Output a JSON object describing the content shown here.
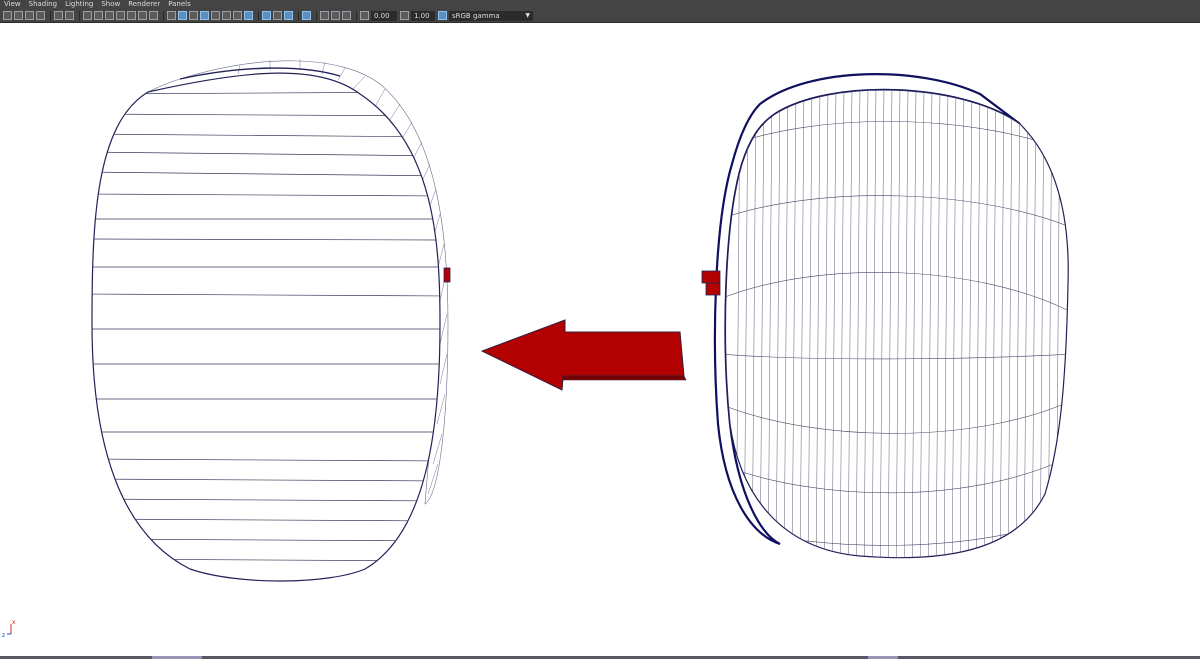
{
  "menu": [
    "View",
    "Shading",
    "Lighting",
    "Show",
    "Renderer",
    "Panels"
  ],
  "toolbar": {
    "field_a": "0.00",
    "field_b": "1.00",
    "color_space": "sRGB gamma"
  },
  "viewport": {
    "axis_labels": {
      "x": "x",
      "z": "z"
    },
    "colors": {
      "background": "#ffffff",
      "wire": "#1a1a55",
      "arrow": "#b30000"
    }
  }
}
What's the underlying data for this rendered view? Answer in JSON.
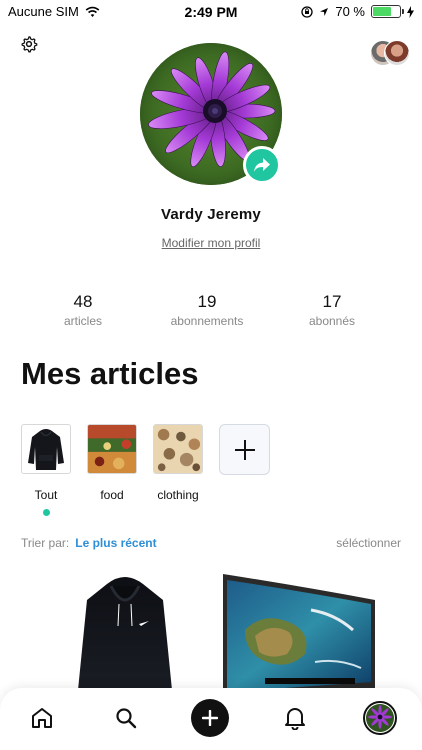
{
  "status_bar": {
    "carrier": "Aucune SIM",
    "time": "2:49 PM",
    "battery": "70 %",
    "battery_level": 0.7,
    "icons": [
      "wifi-icon",
      "orientation-lock-icon",
      "location-icon",
      "battery-icon",
      "charging-icon"
    ]
  },
  "header": {
    "settings_icon": "gear-icon",
    "friends_icon": "friends-avatars"
  },
  "profile": {
    "name": "Vardy Jeremy",
    "edit_label": "Modifier mon profil",
    "share_icon": "share-arrow-icon",
    "accent_color": "#1fc6a0"
  },
  "stats": [
    {
      "value": "48",
      "label": "articles"
    },
    {
      "value": "19",
      "label": "abonnements"
    },
    {
      "value": "17",
      "label": "abonnés"
    }
  ],
  "articles": {
    "title": "Mes articles",
    "categories": [
      {
        "label": "Tout",
        "selected": true
      },
      {
        "label": "food",
        "selected": false
      },
      {
        "label": "clothing",
        "selected": false
      }
    ],
    "add_icon": "plus-icon"
  },
  "sort": {
    "label": "Trier par:",
    "value": "Le plus récent",
    "select_label": "séléctionner",
    "value_color": "#2f8fd6"
  },
  "nav": {
    "items": [
      "home-icon",
      "search-icon",
      "plus-icon",
      "bell-icon",
      "profile-avatar"
    ]
  }
}
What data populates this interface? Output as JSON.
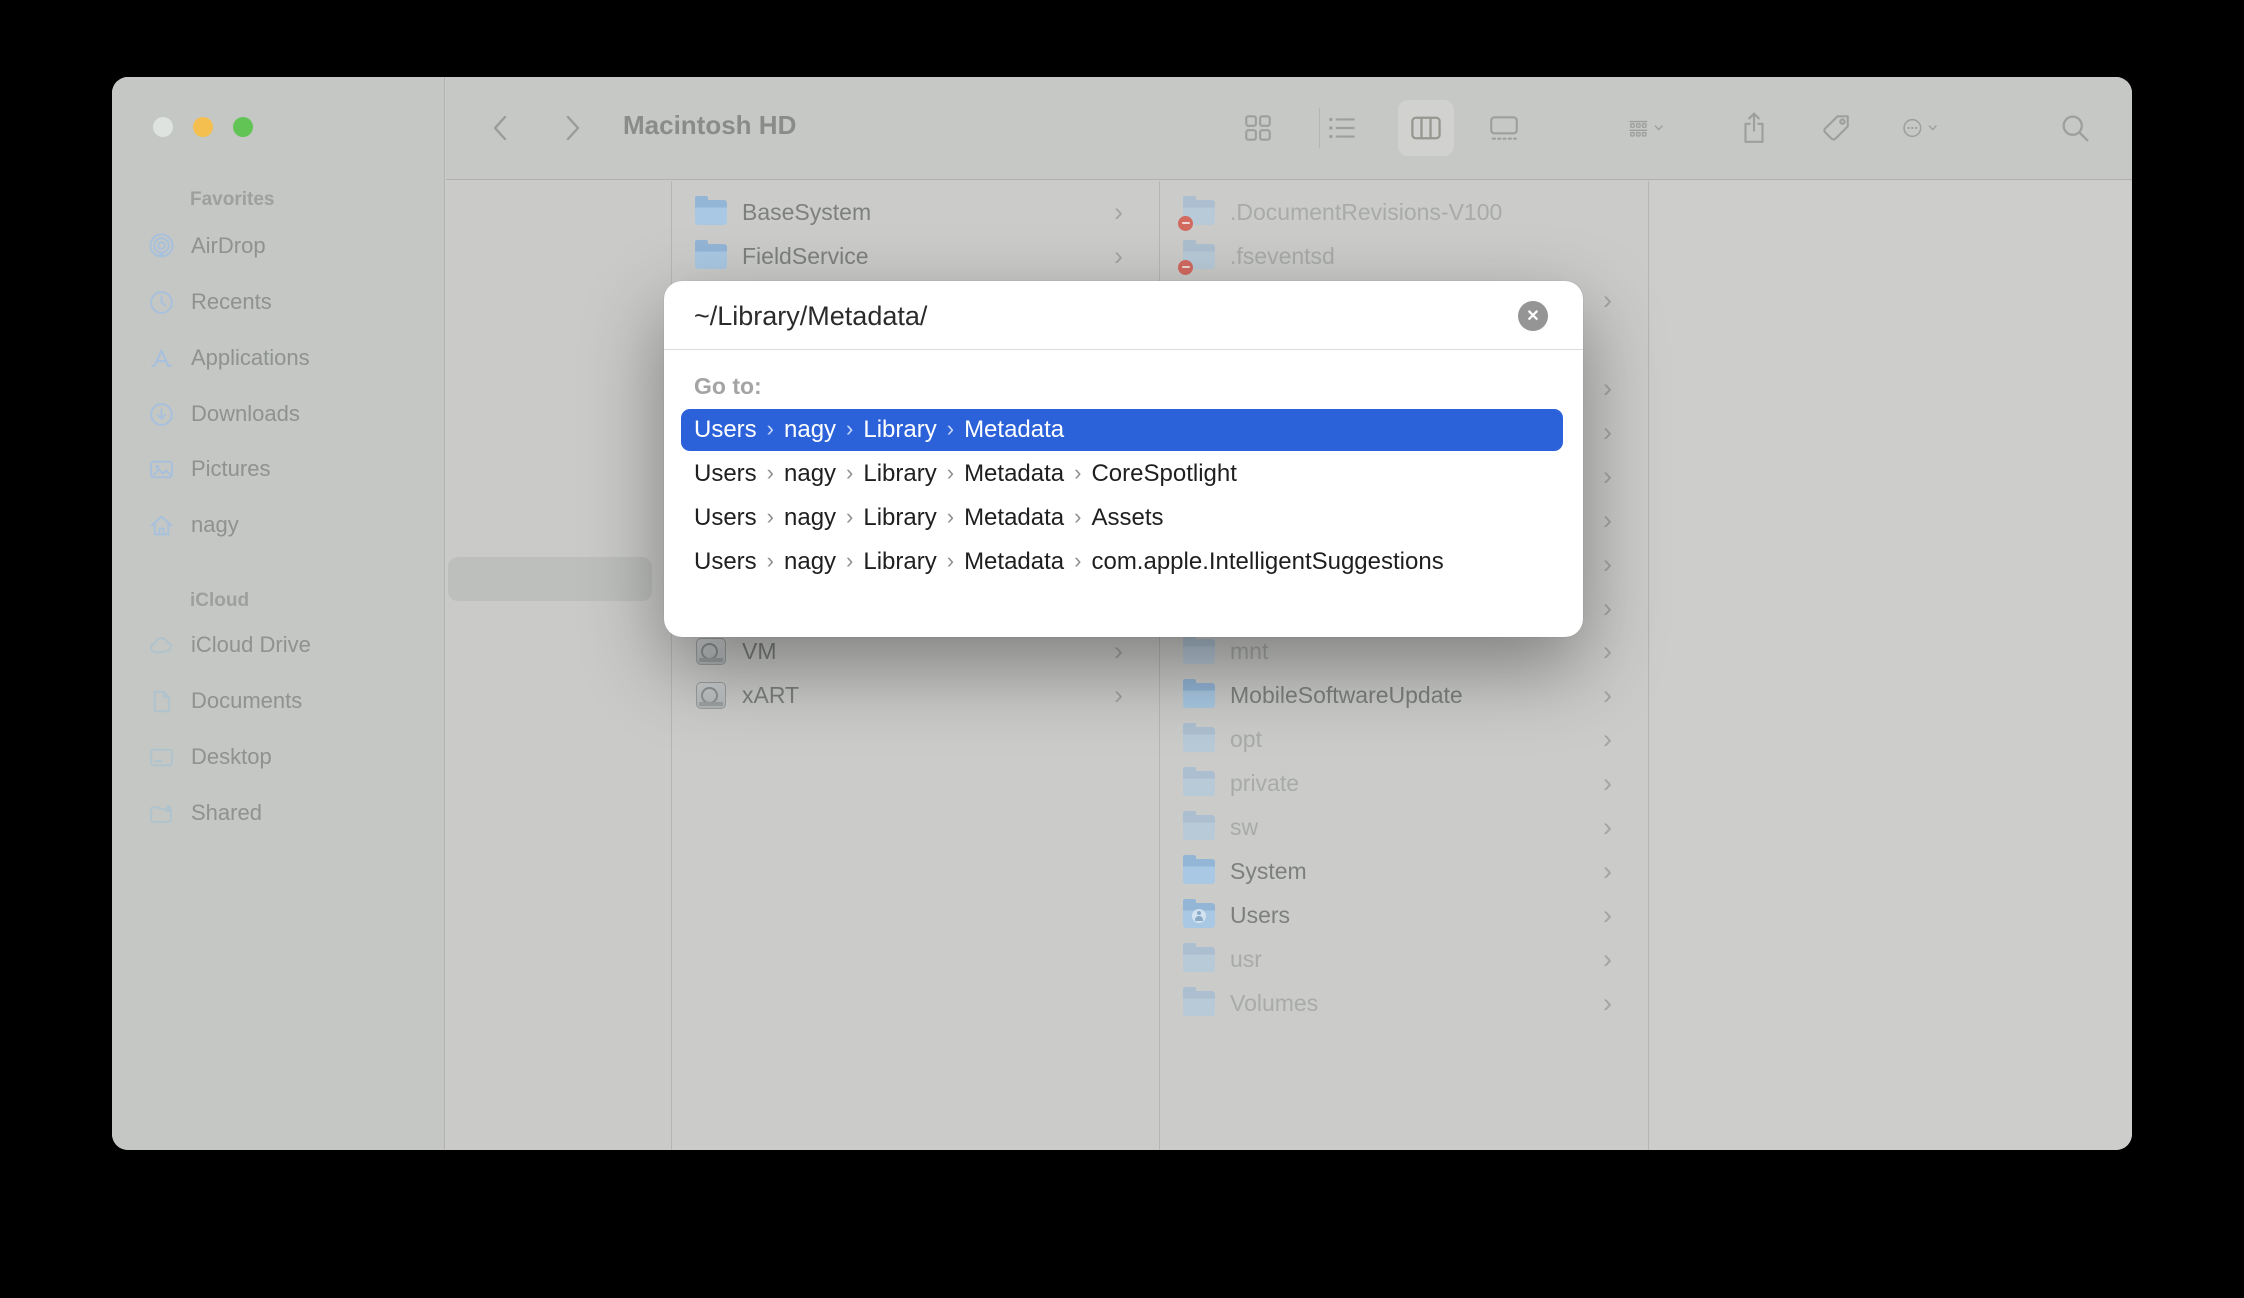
{
  "window": {
    "title": "Macintosh HD"
  },
  "glyphs": {
    "chevron": "›",
    "back": "‹",
    "forward": "›",
    "close_x": "✕"
  },
  "sidebar": {
    "sections": [
      {
        "title": "Favorites",
        "items": [
          {
            "label": "AirDrop"
          },
          {
            "label": "Recents"
          },
          {
            "label": "Applications"
          },
          {
            "label": "Downloads"
          },
          {
            "label": "Pictures"
          },
          {
            "label": "nagy"
          }
        ]
      },
      {
        "title": "iCloud",
        "items": [
          {
            "label": "iCloud Drive"
          },
          {
            "label": "Documents"
          },
          {
            "label": "Desktop"
          },
          {
            "label": "Shared"
          }
        ]
      }
    ]
  },
  "finder_columns": {
    "column2": {
      "items_top": [
        {
          "label": "BaseSystem",
          "type": "folder"
        },
        {
          "label": "FieldService",
          "type": "folder"
        }
      ],
      "items_bottom": [
        {
          "label": "VM",
          "type": "disk"
        },
        {
          "label": "xART",
          "type": "disk"
        }
      ]
    },
    "column3": {
      "items_top": [
        {
          "label": ".DocumentRevisions-V100",
          "type": "folder",
          "restricted": true
        },
        {
          "label": ".fseventsd",
          "type": "folder",
          "restricted": true
        }
      ],
      "items_bottom": [
        {
          "label": "mnt",
          "faded": true
        },
        {
          "label": "MobileSoftwareUpdate",
          "faded": false
        },
        {
          "label": "opt",
          "faded": true
        },
        {
          "label": "private",
          "faded": true
        },
        {
          "label": "sw",
          "faded": true
        },
        {
          "label": "System",
          "faded": false
        },
        {
          "label": "Users",
          "faded": false,
          "badge": "person"
        },
        {
          "label": "usr",
          "faded": true
        },
        {
          "label": "Volumes",
          "faded": true
        }
      ]
    }
  },
  "dialog": {
    "path_value": "~/Library/Metadata/",
    "goto_label": "Go to:",
    "separator": "›",
    "suggestions": [
      {
        "selected": true,
        "segments": [
          "Users",
          "nagy",
          "Library",
          "Metadata"
        ]
      },
      {
        "selected": false,
        "segments": [
          "Users",
          "nagy",
          "Library",
          "Metadata",
          "CoreSpotlight"
        ]
      },
      {
        "selected": false,
        "segments": [
          "Users",
          "nagy",
          "Library",
          "Metadata",
          "Assets"
        ]
      },
      {
        "selected": false,
        "segments": [
          "Users",
          "nagy",
          "Library",
          "Metadata",
          "com.apple.IntelligentSuggestions"
        ]
      }
    ]
  },
  "colors": {
    "selection_blue": "#2b62d9",
    "folder_blue": "#a9c8e3",
    "sidebar_bg": "#c4c7c3",
    "desktop_bg": "#000000"
  }
}
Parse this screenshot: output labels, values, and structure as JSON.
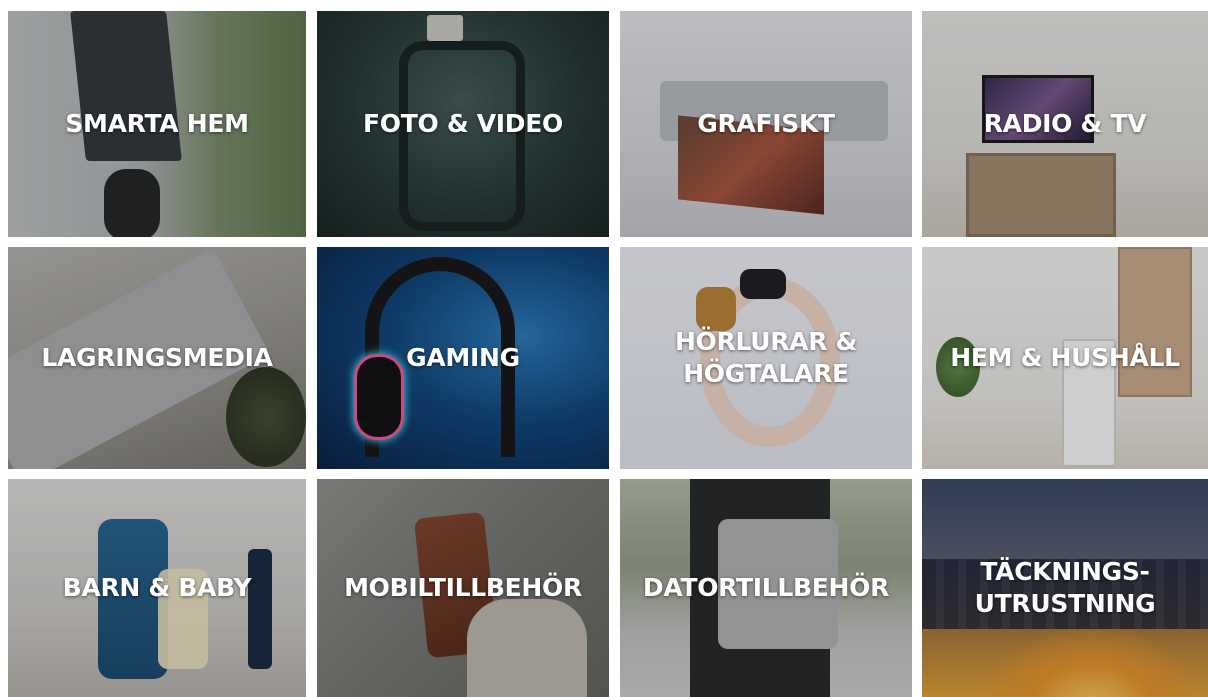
{
  "categories": [
    {
      "id": "smarta-hem",
      "lines": [
        "SMARTA HEM"
      ]
    },
    {
      "id": "foto-video",
      "lines": [
        "FOTO & VIDEO"
      ]
    },
    {
      "id": "grafiskt",
      "lines": [
        "GRAFISKT"
      ]
    },
    {
      "id": "radio-tv",
      "lines": [
        "RADIO & TV"
      ]
    },
    {
      "id": "lagringsmedia",
      "lines": [
        "LAGRINGSMEDIA"
      ]
    },
    {
      "id": "gaming",
      "lines": [
        "GAMING"
      ]
    },
    {
      "id": "horlurar-hogtalare",
      "lines": [
        "HÖRLURAR &",
        "HÖGTALARE"
      ]
    },
    {
      "id": "hem-hushall",
      "lines": [
        "HEM & HUSHÅLL"
      ]
    },
    {
      "id": "barn-baby",
      "lines": [
        "BARN & BABY"
      ]
    },
    {
      "id": "mobiltillbehor",
      "lines": [
        "MOBILTILLBEHÖR"
      ]
    },
    {
      "id": "datortillbehor",
      "lines": [
        "DATORTILLBEHÖR"
      ]
    },
    {
      "id": "tacknings-utrustning",
      "lines": [
        "TÄCKNINGS-",
        "UTRUSTNING"
      ]
    }
  ],
  "colors": {
    "label_text": "#ffffff",
    "page_background": "#ffffff"
  }
}
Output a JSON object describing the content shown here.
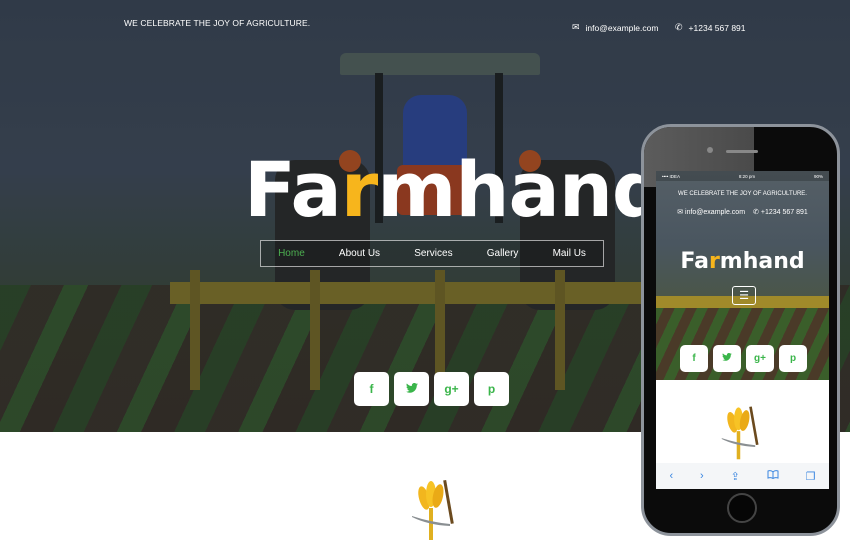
{
  "header": {
    "tagline": "WE CELEBRATE THE JOY OF AGRICULTURE.",
    "email": "info@example.com",
    "phone": "+1234 567 891",
    "email_icon": "envelope-icon",
    "phone_icon": "phone-icon"
  },
  "brand": {
    "prefix": "Fa",
    "accent": "r",
    "suffix": "mhand",
    "accent_color": "#f7b51c"
  },
  "nav": {
    "items": [
      {
        "label": "Home",
        "active": true
      },
      {
        "label": "About Us"
      },
      {
        "label": "Services"
      },
      {
        "label": "Gallery"
      },
      {
        "label": "Mail Us"
      }
    ],
    "active_color": "#4caf50"
  },
  "social": [
    {
      "name": "facebook",
      "glyph": "f"
    },
    {
      "name": "twitter",
      "glyph": "t"
    },
    {
      "name": "google-plus",
      "glyph": "g+"
    },
    {
      "name": "pinterest",
      "glyph": "p"
    }
  ],
  "social_color": "#3ab54a",
  "phone_mock": {
    "status": {
      "carrier": "•••• IDEA",
      "time": "8:20 pm",
      "battery": "90%"
    },
    "menu_glyph": "☰",
    "toolbar": {
      "back": "‹",
      "forward": "›",
      "share": "⇪",
      "bookmarks": "📖",
      "tabs": "❐"
    }
  }
}
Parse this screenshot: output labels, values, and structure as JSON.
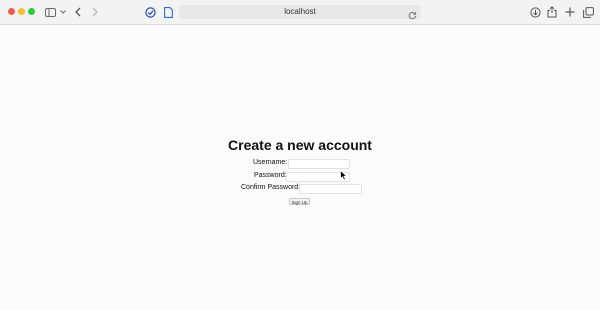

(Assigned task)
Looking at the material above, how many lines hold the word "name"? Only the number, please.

(Finished task)
5